◆ **Task to complete**:
What is needed is a verbatim copy of each record below.
+--
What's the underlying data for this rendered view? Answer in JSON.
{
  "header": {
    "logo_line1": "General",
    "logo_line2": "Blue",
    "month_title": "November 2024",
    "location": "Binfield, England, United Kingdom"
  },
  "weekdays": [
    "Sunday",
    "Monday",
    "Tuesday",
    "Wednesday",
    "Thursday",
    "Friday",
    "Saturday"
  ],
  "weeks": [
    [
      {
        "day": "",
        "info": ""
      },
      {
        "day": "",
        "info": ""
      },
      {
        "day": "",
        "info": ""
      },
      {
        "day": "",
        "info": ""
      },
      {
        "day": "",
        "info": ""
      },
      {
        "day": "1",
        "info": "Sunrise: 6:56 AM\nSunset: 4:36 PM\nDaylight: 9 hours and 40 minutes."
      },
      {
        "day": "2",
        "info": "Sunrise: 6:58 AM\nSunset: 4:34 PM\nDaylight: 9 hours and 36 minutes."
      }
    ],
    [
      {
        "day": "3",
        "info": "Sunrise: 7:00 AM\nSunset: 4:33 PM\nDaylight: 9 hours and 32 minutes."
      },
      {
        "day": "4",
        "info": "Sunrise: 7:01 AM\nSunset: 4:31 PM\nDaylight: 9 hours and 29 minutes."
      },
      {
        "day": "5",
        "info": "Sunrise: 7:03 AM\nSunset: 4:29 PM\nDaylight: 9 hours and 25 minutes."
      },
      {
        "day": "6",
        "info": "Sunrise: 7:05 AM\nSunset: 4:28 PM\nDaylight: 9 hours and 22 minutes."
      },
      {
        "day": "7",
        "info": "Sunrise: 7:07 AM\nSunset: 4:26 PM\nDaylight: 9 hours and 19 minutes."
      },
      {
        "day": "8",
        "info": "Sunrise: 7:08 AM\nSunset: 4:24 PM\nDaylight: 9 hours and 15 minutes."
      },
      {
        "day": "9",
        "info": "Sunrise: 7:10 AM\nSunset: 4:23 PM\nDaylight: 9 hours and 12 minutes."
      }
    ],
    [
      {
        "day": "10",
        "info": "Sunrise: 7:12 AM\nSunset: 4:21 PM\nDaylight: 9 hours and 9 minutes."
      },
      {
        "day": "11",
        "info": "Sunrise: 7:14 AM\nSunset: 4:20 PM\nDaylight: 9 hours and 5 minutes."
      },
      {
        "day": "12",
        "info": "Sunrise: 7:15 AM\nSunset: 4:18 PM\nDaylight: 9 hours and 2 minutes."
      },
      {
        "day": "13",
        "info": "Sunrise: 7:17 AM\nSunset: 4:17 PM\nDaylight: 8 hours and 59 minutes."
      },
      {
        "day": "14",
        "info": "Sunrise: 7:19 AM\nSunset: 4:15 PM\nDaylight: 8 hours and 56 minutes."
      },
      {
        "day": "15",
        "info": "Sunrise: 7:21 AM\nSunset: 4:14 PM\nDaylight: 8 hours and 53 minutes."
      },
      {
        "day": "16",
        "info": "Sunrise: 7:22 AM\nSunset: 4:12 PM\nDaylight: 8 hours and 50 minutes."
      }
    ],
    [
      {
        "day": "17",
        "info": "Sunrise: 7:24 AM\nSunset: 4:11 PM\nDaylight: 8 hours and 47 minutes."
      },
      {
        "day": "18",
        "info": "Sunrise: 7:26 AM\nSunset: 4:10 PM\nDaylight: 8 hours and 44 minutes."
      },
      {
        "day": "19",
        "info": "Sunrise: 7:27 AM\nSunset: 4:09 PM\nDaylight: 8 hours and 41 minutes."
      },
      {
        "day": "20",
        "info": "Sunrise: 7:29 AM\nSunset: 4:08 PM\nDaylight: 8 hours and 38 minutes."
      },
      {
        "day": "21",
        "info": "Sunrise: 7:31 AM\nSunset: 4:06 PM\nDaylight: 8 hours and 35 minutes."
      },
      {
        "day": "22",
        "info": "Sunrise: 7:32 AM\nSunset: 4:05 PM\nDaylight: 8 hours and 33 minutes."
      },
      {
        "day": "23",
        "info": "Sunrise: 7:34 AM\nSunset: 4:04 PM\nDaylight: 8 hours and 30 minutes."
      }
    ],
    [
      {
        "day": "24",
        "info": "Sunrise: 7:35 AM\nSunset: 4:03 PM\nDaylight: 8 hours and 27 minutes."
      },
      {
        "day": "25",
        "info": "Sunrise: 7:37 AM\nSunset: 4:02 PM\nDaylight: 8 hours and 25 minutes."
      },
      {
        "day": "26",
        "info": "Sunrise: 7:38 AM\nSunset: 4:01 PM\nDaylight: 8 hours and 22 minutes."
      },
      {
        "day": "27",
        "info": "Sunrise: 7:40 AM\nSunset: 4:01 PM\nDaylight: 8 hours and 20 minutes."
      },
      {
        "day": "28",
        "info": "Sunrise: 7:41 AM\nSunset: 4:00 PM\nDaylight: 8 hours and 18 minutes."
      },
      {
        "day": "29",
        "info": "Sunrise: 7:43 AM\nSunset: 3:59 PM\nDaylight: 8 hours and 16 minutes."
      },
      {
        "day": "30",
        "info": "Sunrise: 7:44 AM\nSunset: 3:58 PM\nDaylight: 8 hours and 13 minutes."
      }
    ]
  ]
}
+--
◆ **Exercise response**:
What's the underlying data for this rendered view? Answer in JSON.
{
  "header": {
    "logo_line1": "General",
    "logo_line2": "Blue",
    "month_title": "November 2024",
    "location": "Binfield, England, United Kingdom"
  },
  "weekdays": [
    "Sunday",
    "Monday",
    "Tuesday",
    "Wednesday",
    "Thursday",
    "Friday",
    "Saturday"
  ],
  "weeks": [
    [
      {
        "day": "",
        "info": ""
      },
      {
        "day": "",
        "info": ""
      },
      {
        "day": "",
        "info": ""
      },
      {
        "day": "",
        "info": ""
      },
      {
        "day": "",
        "info": ""
      },
      {
        "day": "1",
        "info": "Sunrise: 6:56 AM\nSunset: 4:36 PM\nDaylight: 9 hours and 40 minutes."
      },
      {
        "day": "2",
        "info": "Sunrise: 6:58 AM\nSunset: 4:34 PM\nDaylight: 9 hours and 36 minutes."
      }
    ],
    [
      {
        "day": "3",
        "info": "Sunrise: 7:00 AM\nSunset: 4:33 PM\nDaylight: 9 hours and 32 minutes."
      },
      {
        "day": "4",
        "info": "Sunrise: 7:01 AM\nSunset: 4:31 PM\nDaylight: 9 hours and 29 minutes."
      },
      {
        "day": "5",
        "info": "Sunrise: 7:03 AM\nSunset: 4:29 PM\nDaylight: 9 hours and 25 minutes."
      },
      {
        "day": "6",
        "info": "Sunrise: 7:05 AM\nSunset: 4:28 PM\nDaylight: 9 hours and 22 minutes."
      },
      {
        "day": "7",
        "info": "Sunrise: 7:07 AM\nSunset: 4:26 PM\nDaylight: 9 hours and 19 minutes."
      },
      {
        "day": "8",
        "info": "Sunrise: 7:08 AM\nSunset: 4:24 PM\nDaylight: 9 hours and 15 minutes."
      },
      {
        "day": "9",
        "info": "Sunrise: 7:10 AM\nSunset: 4:23 PM\nDaylight: 9 hours and 12 minutes."
      }
    ],
    [
      {
        "day": "10",
        "info": "Sunrise: 7:12 AM\nSunset: 4:21 PM\nDaylight: 9 hours and 9 minutes."
      },
      {
        "day": "11",
        "info": "Sunrise: 7:14 AM\nSunset: 4:20 PM\nDaylight: 9 hours and 5 minutes."
      },
      {
        "day": "12",
        "info": "Sunrise: 7:15 AM\nSunset: 4:18 PM\nDaylight: 9 hours and 2 minutes."
      },
      {
        "day": "13",
        "info": "Sunrise: 7:17 AM\nSunset: 4:17 PM\nDaylight: 8 hours and 59 minutes."
      },
      {
        "day": "14",
        "info": "Sunrise: 7:19 AM\nSunset: 4:15 PM\nDaylight: 8 hours and 56 minutes."
      },
      {
        "day": "15",
        "info": "Sunrise: 7:21 AM\nSunset: 4:14 PM\nDaylight: 8 hours and 53 minutes."
      },
      {
        "day": "16",
        "info": "Sunrise: 7:22 AM\nSunset: 4:12 PM\nDaylight: 8 hours and 50 minutes."
      }
    ],
    [
      {
        "day": "17",
        "info": "Sunrise: 7:24 AM\nSunset: 4:11 PM\nDaylight: 8 hours and 47 minutes."
      },
      {
        "day": "18",
        "info": "Sunrise: 7:26 AM\nSunset: 4:10 PM\nDaylight: 8 hours and 44 minutes."
      },
      {
        "day": "19",
        "info": "Sunrise: 7:27 AM\nSunset: 4:09 PM\nDaylight: 8 hours and 41 minutes."
      },
      {
        "day": "20",
        "info": "Sunrise: 7:29 AM\nSunset: 4:08 PM\nDaylight: 8 hours and 38 minutes."
      },
      {
        "day": "21",
        "info": "Sunrise: 7:31 AM\nSunset: 4:06 PM\nDaylight: 8 hours and 35 minutes."
      },
      {
        "day": "22",
        "info": "Sunrise: 7:32 AM\nSunset: 4:05 PM\nDaylight: 8 hours and 33 minutes."
      },
      {
        "day": "23",
        "info": "Sunrise: 7:34 AM\nSunset: 4:04 PM\nDaylight: 8 hours and 30 minutes."
      }
    ],
    [
      {
        "day": "24",
        "info": "Sunrise: 7:35 AM\nSunset: 4:03 PM\nDaylight: 8 hours and 27 minutes."
      },
      {
        "day": "25",
        "info": "Sunrise: 7:37 AM\nSunset: 4:02 PM\nDaylight: 8 hours and 25 minutes."
      },
      {
        "day": "26",
        "info": "Sunrise: 7:38 AM\nSunset: 4:01 PM\nDaylight: 8 hours and 22 minutes."
      },
      {
        "day": "27",
        "info": "Sunrise: 7:40 AM\nSunset: 4:01 PM\nDaylight: 8 hours and 20 minutes."
      },
      {
        "day": "28",
        "info": "Sunrise: 7:41 AM\nSunset: 4:00 PM\nDaylight: 8 hours and 18 minutes."
      },
      {
        "day": "29",
        "info": "Sunrise: 7:43 AM\nSunset: 3:59 PM\nDaylight: 8 hours and 16 minutes."
      },
      {
        "day": "30",
        "info": "Sunrise: 7:44 AM\nSunset: 3:58 PM\nDaylight: 8 hours and 13 minutes."
      }
    ]
  ]
}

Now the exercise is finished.